On the bottom plate is a recessed half circle flip up key to open the base where the battery and SD card live. Opening it was like stepping back twenty years to the first time I put a roll of film in my M4. Nostalgia ruled for a moment.
What this camera doesn’t have are the nice things that the Fuji X100 has as standard, an electronic viewfinder option and the ability to shoot video. I’ve been lucky enough to try both cameras and I would buy the Fuji every time in preference to the M9. I fully acknowledge that the Fuji has a smaller sensor, less pixels etc and a fixed lens but have you seen the images it produces?
My biggest disappointment with the M9 is almost certainly not something I can pin on the equipment. I had a terrible time focussing, the split image rangefinder didn’t do it for me. I know it’s me because this wasn’t a problem when I had an M4-P many years ago. I don’t have this problem with my Canon. As an aside, the viewfinder on the Leica S2 is brilliant.
I loved the M series lenses (I had a 90 and 35mm to try), how refreshing to see a depth of field scale on a lens again. The action of focussing is really smooth and they are perfectly proportioned for the camera. But all this comes to nothing if you can’t see easily and quickly to focus. The prescription in my lenses is not severe, +1.5 with astigmatism but the culprit is vari-focal lenses. Mine are quite shallow and the difference between distance, middle range and near is quite shallow, consequently I found it a real pain to achieve pin sharp results – I got there but it took way too long. Even the most patient of subject will have gone for tea in the time it took me to get what I thought was a sharp image. The results are good though there is no disputing the quality of the optics. When editing the images in Lightroom ticking profile made no difference to the image so I guess you can conclude that Leica have got these spot on – no distortion. There are some very well respected photographers who swear by the red dot brand and probably as many who would never touch one.

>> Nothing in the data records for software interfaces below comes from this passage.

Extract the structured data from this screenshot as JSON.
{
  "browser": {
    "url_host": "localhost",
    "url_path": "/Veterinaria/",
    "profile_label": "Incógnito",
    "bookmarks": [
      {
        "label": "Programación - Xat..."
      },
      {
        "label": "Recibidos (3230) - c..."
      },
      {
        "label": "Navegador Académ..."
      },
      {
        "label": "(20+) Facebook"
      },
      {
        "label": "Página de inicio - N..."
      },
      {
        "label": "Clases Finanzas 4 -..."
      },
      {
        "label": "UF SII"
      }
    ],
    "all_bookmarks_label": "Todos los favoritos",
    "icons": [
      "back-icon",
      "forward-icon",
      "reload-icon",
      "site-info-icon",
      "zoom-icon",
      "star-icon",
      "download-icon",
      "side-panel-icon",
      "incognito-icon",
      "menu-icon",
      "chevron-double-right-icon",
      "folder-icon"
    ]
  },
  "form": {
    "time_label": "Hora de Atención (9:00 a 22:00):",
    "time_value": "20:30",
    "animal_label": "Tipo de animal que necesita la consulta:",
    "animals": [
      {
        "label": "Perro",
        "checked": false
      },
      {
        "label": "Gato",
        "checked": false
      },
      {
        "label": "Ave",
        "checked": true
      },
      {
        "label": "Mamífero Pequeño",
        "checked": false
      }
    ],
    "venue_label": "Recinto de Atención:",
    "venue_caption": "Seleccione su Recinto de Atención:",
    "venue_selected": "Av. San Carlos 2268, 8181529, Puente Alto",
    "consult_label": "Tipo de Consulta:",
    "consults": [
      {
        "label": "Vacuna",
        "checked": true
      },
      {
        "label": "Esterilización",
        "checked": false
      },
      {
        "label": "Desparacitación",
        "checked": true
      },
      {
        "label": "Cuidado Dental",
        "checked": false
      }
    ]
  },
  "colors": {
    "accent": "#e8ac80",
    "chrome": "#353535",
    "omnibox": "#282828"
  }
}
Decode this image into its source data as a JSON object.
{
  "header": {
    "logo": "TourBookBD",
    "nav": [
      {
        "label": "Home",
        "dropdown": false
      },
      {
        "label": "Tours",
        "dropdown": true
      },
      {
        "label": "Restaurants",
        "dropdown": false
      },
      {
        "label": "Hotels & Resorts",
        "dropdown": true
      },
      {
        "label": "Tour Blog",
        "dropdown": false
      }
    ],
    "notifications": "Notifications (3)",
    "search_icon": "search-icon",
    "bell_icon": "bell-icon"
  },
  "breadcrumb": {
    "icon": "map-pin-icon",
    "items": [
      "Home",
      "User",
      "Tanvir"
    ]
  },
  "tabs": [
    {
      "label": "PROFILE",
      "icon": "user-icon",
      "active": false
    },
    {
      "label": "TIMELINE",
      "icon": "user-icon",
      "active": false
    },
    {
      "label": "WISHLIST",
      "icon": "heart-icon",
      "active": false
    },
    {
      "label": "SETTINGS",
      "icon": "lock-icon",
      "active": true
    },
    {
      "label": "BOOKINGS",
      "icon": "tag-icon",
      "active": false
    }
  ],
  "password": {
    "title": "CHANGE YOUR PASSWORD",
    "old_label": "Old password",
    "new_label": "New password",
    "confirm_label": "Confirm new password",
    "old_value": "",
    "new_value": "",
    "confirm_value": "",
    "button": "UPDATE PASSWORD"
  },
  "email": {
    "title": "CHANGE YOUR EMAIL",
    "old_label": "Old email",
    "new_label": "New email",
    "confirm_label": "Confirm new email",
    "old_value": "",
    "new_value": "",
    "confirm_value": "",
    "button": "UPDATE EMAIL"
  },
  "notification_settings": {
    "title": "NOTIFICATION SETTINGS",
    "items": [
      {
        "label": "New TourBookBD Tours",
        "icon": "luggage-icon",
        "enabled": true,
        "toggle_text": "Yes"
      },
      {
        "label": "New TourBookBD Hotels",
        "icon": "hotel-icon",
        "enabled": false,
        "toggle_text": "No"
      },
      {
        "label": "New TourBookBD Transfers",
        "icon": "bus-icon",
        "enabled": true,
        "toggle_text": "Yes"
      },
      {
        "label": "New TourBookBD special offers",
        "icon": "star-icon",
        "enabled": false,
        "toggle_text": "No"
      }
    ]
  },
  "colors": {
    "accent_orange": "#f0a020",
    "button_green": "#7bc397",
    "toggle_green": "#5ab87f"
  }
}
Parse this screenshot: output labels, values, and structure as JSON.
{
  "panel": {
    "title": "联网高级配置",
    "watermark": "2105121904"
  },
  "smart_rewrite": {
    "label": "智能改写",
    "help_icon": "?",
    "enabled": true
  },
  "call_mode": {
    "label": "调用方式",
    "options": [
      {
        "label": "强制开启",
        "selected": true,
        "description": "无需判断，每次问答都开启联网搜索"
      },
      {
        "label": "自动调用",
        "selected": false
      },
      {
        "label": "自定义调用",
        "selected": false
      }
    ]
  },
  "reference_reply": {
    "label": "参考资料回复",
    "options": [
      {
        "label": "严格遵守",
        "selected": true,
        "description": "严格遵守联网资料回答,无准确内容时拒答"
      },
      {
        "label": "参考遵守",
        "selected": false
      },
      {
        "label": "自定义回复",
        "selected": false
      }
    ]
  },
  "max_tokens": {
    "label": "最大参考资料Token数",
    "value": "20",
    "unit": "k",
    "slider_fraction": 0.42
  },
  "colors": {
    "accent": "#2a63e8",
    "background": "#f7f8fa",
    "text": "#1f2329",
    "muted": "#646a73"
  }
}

This camera is not the ultimate street photography tool but it’s probably pretty close until Fuji shoe-horn a full frame sensor into the little X100 and offer it with a choice of lenses.
The damage: M9 body – £4950, Summicron 35mm f2 £2109, Apo-Summicron-M 90mm f/2 £2620, a total of £9679. Prices include vat @20%
As an instrument of the highest mechanical quality 8/10, Build quality 8/10, Lenses: 9/10, ease of focus by me: 4/10